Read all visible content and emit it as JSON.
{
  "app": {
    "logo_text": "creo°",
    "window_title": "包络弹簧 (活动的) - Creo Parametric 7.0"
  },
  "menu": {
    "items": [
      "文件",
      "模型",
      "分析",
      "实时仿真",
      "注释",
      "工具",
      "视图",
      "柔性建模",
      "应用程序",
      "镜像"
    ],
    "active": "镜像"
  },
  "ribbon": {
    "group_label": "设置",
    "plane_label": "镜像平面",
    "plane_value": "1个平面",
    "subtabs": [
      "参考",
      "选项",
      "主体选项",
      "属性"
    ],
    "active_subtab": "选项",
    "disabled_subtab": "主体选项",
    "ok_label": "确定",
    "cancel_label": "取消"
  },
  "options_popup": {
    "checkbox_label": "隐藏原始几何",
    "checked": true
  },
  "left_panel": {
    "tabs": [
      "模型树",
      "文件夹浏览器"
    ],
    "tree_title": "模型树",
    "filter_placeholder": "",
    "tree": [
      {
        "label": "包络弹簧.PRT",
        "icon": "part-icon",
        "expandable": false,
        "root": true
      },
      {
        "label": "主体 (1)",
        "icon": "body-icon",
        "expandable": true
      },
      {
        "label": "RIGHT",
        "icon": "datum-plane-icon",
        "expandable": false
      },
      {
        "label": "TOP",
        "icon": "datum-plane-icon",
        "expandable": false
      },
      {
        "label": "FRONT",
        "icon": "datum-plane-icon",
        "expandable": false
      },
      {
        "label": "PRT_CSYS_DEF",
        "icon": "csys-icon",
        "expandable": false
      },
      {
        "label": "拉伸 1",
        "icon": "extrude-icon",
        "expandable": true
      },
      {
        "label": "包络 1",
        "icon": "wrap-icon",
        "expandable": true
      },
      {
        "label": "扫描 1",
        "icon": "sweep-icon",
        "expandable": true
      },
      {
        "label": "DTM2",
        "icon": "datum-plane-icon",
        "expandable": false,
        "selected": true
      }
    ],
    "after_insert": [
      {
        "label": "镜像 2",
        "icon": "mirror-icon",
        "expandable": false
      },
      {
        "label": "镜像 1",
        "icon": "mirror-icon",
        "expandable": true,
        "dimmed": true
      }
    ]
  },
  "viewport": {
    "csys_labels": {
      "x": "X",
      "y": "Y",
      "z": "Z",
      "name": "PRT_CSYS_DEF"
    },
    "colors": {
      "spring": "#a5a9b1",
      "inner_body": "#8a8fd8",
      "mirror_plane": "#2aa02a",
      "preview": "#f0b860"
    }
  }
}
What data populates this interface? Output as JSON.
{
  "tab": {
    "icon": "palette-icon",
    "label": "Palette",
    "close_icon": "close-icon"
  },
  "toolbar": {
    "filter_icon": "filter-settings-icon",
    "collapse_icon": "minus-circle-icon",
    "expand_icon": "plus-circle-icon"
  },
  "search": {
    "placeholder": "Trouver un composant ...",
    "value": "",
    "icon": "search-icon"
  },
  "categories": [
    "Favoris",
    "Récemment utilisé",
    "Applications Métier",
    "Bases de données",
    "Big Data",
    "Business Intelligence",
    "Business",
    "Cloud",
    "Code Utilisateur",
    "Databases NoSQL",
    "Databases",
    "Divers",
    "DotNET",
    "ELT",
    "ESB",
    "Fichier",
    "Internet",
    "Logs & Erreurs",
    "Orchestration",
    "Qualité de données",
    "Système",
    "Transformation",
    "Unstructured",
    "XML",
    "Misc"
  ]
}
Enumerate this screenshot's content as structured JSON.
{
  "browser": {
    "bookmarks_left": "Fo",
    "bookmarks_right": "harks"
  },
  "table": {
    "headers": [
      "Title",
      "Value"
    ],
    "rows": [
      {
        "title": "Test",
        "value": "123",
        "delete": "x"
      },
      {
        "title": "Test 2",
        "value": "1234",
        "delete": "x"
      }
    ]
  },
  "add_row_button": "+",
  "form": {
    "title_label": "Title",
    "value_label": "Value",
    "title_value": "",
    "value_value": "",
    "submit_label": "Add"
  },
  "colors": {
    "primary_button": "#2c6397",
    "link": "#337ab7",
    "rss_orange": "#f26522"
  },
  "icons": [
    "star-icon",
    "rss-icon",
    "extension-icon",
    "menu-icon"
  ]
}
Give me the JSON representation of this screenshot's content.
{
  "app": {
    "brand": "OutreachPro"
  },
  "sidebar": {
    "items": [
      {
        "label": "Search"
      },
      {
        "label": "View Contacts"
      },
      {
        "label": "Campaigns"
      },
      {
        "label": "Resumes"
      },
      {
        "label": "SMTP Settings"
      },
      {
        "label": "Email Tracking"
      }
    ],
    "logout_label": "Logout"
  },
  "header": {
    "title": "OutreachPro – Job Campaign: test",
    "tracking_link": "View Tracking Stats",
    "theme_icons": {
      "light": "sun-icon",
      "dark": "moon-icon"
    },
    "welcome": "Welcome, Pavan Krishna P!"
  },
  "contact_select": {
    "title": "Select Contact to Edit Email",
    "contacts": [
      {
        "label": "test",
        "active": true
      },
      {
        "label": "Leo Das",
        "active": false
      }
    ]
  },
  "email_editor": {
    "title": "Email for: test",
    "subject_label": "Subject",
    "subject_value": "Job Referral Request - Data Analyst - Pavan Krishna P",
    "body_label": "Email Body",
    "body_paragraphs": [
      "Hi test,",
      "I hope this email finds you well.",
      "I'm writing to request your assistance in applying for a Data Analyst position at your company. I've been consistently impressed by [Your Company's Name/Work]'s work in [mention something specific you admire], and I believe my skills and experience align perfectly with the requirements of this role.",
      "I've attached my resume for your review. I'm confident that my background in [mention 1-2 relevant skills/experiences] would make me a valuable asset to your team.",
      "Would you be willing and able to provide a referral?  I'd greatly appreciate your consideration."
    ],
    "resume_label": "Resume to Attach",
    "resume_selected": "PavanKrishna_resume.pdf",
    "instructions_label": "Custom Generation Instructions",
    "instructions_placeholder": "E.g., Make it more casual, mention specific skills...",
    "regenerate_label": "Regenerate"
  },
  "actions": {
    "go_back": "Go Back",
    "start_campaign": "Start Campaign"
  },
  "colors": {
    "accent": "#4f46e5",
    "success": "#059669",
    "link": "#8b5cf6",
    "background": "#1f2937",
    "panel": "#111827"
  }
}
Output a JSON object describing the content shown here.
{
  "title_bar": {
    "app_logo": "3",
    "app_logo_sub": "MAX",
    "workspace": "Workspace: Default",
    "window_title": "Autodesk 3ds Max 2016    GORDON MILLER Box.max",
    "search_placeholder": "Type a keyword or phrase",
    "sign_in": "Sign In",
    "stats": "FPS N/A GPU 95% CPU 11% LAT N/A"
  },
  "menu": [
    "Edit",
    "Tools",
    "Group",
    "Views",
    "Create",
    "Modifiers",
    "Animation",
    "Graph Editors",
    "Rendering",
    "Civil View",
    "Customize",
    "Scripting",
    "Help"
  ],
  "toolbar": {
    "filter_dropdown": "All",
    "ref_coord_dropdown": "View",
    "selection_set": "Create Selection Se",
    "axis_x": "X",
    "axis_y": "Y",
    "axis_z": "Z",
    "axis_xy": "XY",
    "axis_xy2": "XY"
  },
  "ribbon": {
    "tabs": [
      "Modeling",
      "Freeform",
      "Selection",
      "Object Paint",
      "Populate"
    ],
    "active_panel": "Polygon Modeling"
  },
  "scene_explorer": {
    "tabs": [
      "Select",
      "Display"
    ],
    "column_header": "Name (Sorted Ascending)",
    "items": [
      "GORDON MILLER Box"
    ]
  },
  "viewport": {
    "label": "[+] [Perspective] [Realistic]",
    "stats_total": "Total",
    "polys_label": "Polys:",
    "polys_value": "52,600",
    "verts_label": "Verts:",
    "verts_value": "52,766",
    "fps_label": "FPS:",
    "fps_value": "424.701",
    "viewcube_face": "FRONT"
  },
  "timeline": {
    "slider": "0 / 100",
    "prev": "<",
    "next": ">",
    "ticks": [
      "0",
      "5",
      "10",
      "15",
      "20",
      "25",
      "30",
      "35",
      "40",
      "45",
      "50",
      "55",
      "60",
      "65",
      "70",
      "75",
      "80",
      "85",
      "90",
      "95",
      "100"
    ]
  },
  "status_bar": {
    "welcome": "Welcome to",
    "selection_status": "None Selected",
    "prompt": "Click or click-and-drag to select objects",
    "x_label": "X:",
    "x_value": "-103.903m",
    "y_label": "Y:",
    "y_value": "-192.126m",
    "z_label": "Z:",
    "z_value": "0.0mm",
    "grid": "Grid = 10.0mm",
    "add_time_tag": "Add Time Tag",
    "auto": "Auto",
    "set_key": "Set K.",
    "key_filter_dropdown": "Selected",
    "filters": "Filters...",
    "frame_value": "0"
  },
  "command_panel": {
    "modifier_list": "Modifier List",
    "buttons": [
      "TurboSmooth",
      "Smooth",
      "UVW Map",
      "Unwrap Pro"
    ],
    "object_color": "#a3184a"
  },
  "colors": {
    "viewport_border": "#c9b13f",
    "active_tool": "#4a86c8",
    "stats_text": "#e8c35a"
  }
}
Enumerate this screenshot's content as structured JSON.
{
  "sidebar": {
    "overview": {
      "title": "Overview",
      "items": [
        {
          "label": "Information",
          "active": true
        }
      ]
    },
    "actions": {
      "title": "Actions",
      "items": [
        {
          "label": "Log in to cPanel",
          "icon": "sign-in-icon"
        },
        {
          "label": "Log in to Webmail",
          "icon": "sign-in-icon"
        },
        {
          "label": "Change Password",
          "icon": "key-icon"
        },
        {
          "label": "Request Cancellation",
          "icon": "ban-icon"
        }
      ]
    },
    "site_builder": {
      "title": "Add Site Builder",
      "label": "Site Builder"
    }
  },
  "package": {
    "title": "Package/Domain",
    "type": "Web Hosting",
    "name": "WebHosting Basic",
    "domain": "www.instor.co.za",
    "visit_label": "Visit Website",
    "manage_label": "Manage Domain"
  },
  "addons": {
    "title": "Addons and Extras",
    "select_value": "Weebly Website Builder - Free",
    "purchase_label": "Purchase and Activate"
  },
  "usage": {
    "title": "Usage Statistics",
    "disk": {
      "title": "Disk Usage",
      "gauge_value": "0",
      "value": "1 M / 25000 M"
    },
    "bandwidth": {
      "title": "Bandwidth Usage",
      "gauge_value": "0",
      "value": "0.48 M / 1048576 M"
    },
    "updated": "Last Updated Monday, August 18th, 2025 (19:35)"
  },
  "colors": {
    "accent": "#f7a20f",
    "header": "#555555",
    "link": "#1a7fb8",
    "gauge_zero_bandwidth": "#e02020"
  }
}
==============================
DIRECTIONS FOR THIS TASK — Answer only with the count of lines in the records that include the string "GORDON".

WRITTEN RESPONSE — 2